• TASK INPUTS:
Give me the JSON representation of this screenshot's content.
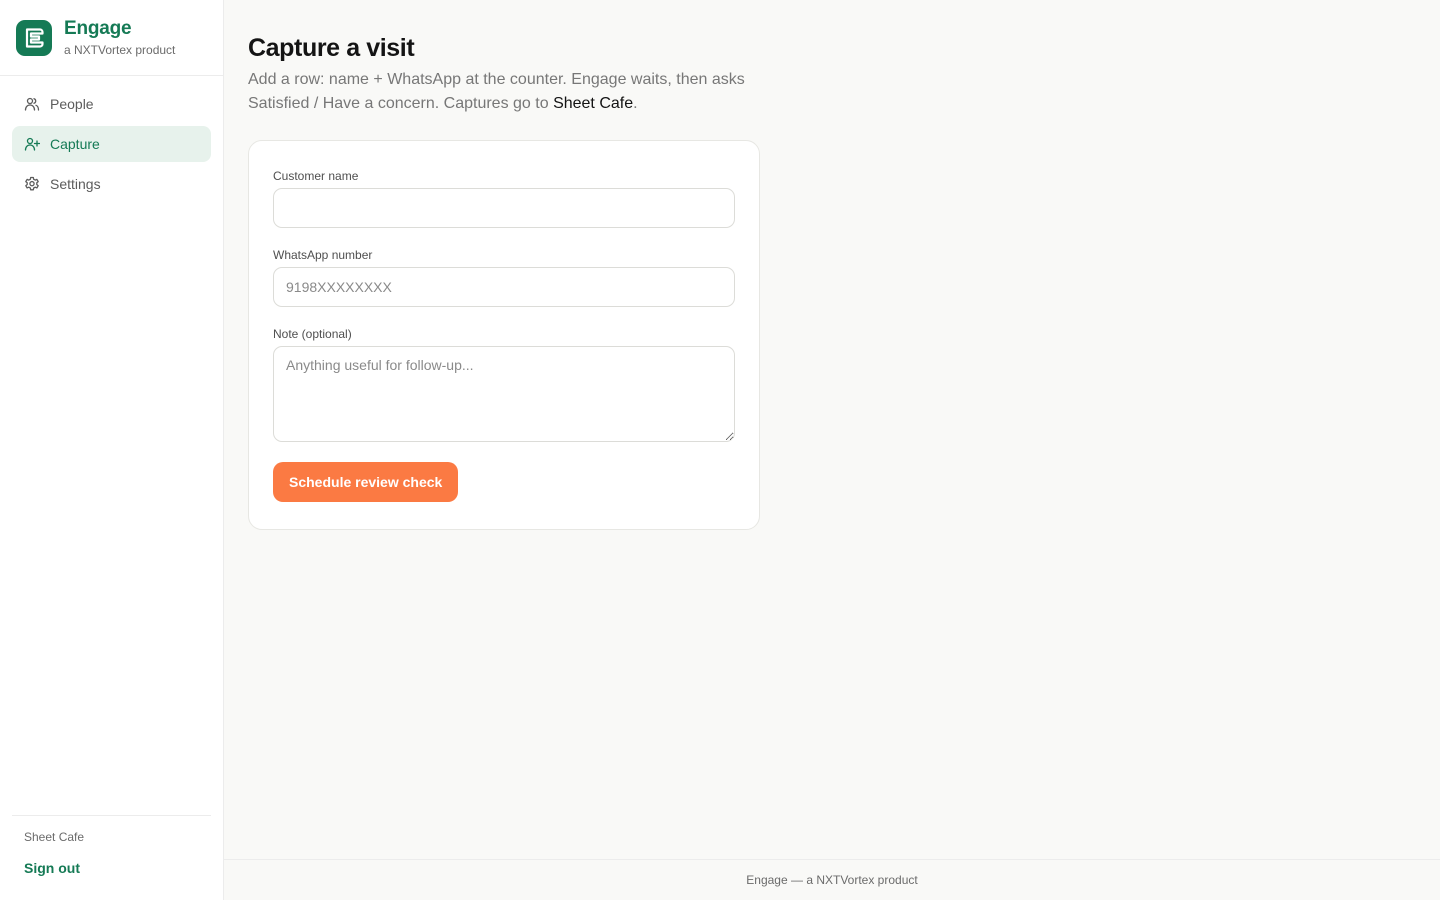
{
  "brand": {
    "name": "Engage",
    "subtitle": "a NXTVortex product",
    "accent": "#157a55"
  },
  "nav": {
    "items": [
      {
        "label": "People",
        "icon": "users-icon",
        "active": false
      },
      {
        "label": "Capture",
        "icon": "user-plus-icon",
        "active": true
      },
      {
        "label": "Settings",
        "icon": "gear-icon",
        "active": false
      }
    ]
  },
  "sidebar_footer": {
    "org_name": "Sheet Cafe",
    "sign_out": "Sign out"
  },
  "page": {
    "title": "Capture a visit",
    "description_prefix": "Add a row: name + WhatsApp at the counter. Engage waits, then asks Satisfied / Have a concern. Captures go to ",
    "description_highlight": "Sheet Cafe",
    "description_suffix": "."
  },
  "form": {
    "customer_name": {
      "label": "Customer name",
      "value": "",
      "placeholder": ""
    },
    "whatsapp": {
      "label": "WhatsApp number",
      "value": "",
      "placeholder": "9198XXXXXXXX"
    },
    "note": {
      "label": "Note (optional)",
      "value": "",
      "placeholder": "Anything useful for follow-up..."
    },
    "submit_label": "Schedule review check",
    "submit_color": "#fb7a43"
  },
  "footer": {
    "text": "Engage — a NXTVortex product"
  }
}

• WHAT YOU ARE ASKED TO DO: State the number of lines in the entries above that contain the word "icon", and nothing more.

• ANSWER BOX: 3